> What the exercise asks
The records below are made of lines; count those holding the word "ediyoruz" and give the number only.

-.-.-

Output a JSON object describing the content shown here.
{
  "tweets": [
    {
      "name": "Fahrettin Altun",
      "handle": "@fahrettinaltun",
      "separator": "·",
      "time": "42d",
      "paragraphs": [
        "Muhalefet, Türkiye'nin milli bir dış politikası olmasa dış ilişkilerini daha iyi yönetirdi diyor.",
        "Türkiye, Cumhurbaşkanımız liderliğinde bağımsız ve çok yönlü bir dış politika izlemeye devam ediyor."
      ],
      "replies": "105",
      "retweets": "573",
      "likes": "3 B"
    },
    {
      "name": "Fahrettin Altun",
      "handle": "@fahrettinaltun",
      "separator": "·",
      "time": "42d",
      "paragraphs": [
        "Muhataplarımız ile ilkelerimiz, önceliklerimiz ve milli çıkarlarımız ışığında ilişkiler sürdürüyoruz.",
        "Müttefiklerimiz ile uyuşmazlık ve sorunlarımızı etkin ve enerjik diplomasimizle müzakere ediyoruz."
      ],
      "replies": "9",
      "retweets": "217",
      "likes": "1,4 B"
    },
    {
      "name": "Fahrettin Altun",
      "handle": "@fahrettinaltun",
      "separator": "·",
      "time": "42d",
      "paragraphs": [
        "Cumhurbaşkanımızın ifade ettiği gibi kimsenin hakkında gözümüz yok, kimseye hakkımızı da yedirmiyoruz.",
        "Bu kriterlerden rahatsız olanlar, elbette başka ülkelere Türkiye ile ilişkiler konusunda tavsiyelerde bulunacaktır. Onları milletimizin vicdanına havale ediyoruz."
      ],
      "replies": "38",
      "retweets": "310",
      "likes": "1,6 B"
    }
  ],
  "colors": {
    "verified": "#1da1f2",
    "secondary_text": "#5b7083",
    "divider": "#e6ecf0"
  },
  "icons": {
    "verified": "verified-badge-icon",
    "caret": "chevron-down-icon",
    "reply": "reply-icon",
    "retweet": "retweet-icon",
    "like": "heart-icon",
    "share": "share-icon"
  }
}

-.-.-

> Response box
2